◆ **Your assignment**
If a line below includes the string "name", copy it.

◆ **Data for the task**
★ ★ ★

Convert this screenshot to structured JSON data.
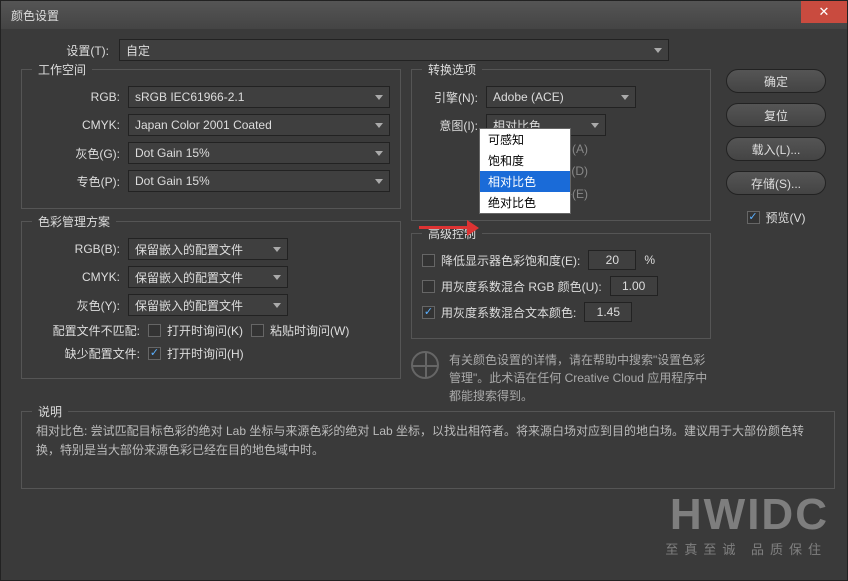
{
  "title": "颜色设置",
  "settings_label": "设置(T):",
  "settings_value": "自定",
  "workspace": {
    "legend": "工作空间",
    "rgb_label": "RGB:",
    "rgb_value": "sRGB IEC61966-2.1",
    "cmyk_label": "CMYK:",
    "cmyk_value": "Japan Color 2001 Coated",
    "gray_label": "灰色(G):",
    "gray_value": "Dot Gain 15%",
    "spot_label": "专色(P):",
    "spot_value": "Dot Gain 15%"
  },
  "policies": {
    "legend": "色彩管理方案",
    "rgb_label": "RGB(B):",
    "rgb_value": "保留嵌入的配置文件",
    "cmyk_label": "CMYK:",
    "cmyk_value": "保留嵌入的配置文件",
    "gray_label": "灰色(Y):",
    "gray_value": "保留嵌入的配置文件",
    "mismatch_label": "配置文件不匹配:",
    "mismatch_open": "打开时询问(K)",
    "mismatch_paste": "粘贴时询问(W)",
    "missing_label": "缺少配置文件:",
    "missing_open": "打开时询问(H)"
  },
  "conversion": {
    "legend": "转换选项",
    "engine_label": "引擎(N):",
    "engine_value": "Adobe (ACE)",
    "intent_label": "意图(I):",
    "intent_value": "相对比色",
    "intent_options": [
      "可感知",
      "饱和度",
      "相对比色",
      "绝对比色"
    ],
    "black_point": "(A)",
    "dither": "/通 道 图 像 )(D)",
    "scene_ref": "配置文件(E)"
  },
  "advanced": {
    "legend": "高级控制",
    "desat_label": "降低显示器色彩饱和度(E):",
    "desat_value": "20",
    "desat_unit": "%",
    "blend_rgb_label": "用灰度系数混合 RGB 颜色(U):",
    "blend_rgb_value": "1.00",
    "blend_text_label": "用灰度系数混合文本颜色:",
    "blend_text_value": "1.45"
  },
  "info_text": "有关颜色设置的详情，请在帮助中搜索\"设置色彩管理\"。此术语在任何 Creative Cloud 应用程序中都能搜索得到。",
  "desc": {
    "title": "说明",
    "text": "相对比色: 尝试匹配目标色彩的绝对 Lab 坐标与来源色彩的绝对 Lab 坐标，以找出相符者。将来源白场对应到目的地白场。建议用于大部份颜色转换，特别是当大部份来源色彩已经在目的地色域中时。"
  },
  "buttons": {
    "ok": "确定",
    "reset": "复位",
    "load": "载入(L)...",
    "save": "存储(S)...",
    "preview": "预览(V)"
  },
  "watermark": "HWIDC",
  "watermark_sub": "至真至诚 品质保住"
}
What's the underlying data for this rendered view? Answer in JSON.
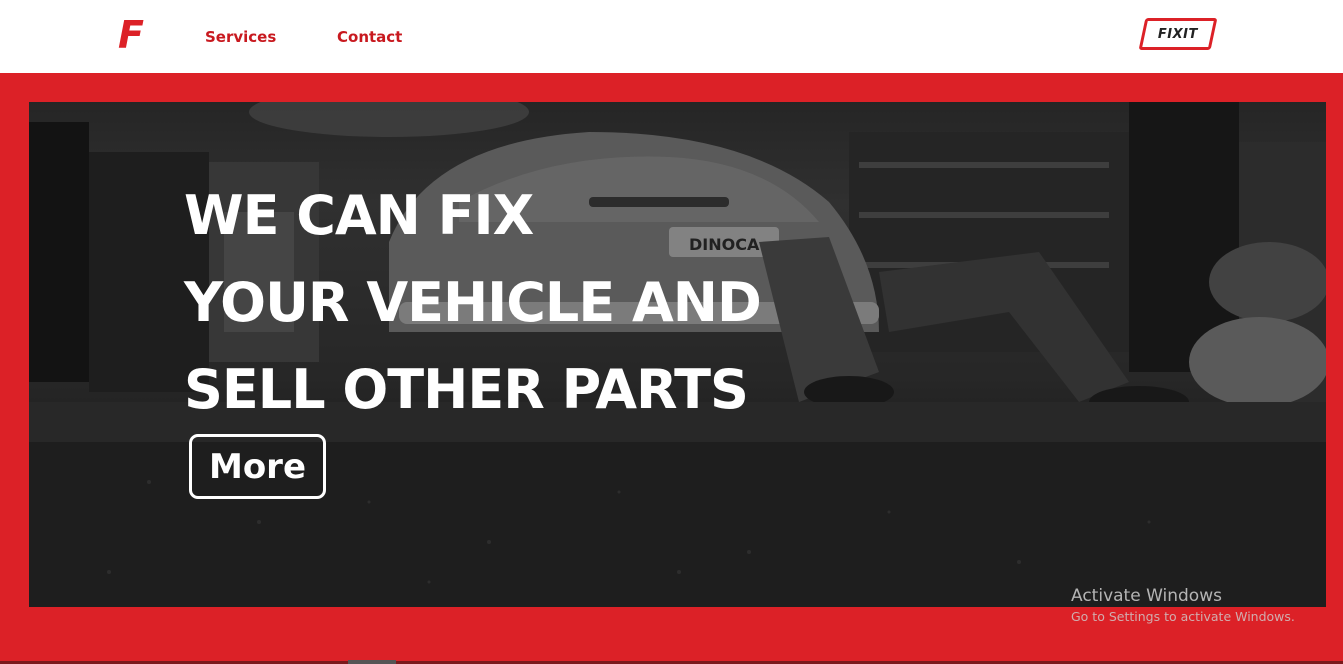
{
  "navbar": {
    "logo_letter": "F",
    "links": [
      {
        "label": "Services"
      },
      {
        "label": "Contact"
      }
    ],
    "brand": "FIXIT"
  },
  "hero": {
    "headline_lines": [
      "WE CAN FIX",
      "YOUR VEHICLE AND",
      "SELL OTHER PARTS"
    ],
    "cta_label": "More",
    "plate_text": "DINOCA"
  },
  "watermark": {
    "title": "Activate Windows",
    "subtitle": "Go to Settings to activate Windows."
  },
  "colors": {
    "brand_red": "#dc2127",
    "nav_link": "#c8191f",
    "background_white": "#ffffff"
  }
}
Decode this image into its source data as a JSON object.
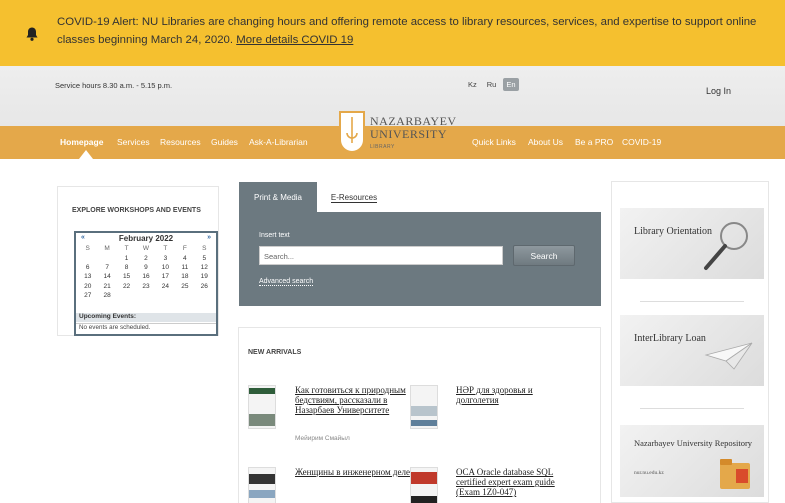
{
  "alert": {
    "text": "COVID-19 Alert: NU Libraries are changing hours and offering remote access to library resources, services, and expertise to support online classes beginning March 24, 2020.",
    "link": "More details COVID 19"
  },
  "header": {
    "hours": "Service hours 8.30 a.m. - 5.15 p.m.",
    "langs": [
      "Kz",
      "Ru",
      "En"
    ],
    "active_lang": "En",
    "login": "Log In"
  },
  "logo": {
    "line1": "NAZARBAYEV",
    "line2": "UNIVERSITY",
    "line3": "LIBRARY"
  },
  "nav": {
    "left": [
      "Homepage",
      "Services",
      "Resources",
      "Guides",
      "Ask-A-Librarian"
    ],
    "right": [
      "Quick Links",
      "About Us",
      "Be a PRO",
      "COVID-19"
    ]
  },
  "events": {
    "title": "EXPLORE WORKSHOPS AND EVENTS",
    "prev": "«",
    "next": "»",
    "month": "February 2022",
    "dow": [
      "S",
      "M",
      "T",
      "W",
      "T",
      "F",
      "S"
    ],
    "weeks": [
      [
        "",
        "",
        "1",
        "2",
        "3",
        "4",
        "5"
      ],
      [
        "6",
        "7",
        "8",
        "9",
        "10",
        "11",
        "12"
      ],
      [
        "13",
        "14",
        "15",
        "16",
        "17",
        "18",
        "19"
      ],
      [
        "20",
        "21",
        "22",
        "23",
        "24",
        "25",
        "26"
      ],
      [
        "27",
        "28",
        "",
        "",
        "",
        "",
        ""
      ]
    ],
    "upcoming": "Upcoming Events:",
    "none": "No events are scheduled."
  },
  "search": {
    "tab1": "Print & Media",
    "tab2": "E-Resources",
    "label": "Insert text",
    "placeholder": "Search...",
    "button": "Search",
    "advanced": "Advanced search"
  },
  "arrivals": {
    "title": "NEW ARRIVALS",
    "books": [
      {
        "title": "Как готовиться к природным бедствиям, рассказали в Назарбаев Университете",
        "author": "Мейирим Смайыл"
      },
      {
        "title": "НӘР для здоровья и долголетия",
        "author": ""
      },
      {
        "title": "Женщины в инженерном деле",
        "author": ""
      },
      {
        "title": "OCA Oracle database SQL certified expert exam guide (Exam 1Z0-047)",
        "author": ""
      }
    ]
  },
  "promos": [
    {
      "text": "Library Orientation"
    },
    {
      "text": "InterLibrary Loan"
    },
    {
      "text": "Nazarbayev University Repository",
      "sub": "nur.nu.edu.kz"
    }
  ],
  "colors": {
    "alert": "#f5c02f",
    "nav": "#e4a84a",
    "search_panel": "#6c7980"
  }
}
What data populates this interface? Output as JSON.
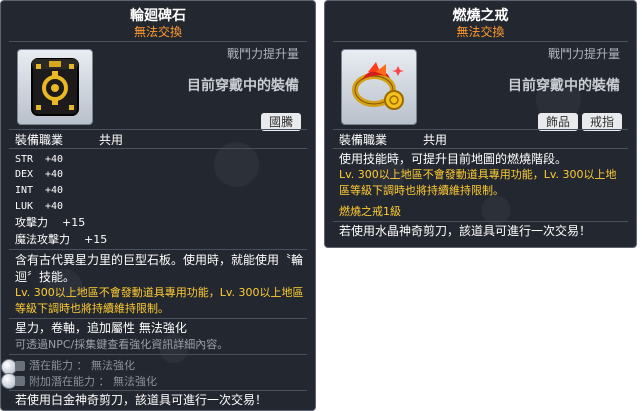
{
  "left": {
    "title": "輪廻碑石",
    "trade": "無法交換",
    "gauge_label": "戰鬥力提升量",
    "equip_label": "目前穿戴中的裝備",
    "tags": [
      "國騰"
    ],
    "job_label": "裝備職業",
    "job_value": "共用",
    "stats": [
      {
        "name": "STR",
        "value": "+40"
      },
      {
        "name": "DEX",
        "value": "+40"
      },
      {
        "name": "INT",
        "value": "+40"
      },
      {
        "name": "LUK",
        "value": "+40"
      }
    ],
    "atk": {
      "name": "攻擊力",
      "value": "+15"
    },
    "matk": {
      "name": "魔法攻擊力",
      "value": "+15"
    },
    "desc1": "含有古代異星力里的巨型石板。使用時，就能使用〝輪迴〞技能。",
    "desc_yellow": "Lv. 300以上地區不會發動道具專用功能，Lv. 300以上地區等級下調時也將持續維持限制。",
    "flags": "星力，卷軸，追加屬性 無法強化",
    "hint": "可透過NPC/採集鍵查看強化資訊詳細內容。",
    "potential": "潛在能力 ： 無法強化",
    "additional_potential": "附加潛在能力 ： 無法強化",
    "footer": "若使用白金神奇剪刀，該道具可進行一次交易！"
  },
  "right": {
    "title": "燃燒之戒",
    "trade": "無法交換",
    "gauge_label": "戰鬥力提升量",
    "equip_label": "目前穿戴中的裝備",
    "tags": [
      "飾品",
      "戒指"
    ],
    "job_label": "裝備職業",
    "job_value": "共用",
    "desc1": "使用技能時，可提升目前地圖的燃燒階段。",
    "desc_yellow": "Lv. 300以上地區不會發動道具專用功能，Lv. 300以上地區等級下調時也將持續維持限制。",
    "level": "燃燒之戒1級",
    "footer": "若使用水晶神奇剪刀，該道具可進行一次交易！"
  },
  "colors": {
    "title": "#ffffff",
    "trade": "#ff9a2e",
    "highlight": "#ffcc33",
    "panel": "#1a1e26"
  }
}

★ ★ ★

◆ **Result below**
        "name": "STR",
        "name": "DEX",
        "name": "INT",
        "name": "LUK",
      "name": "攻擊力",
      "name": "魔法攻擊力",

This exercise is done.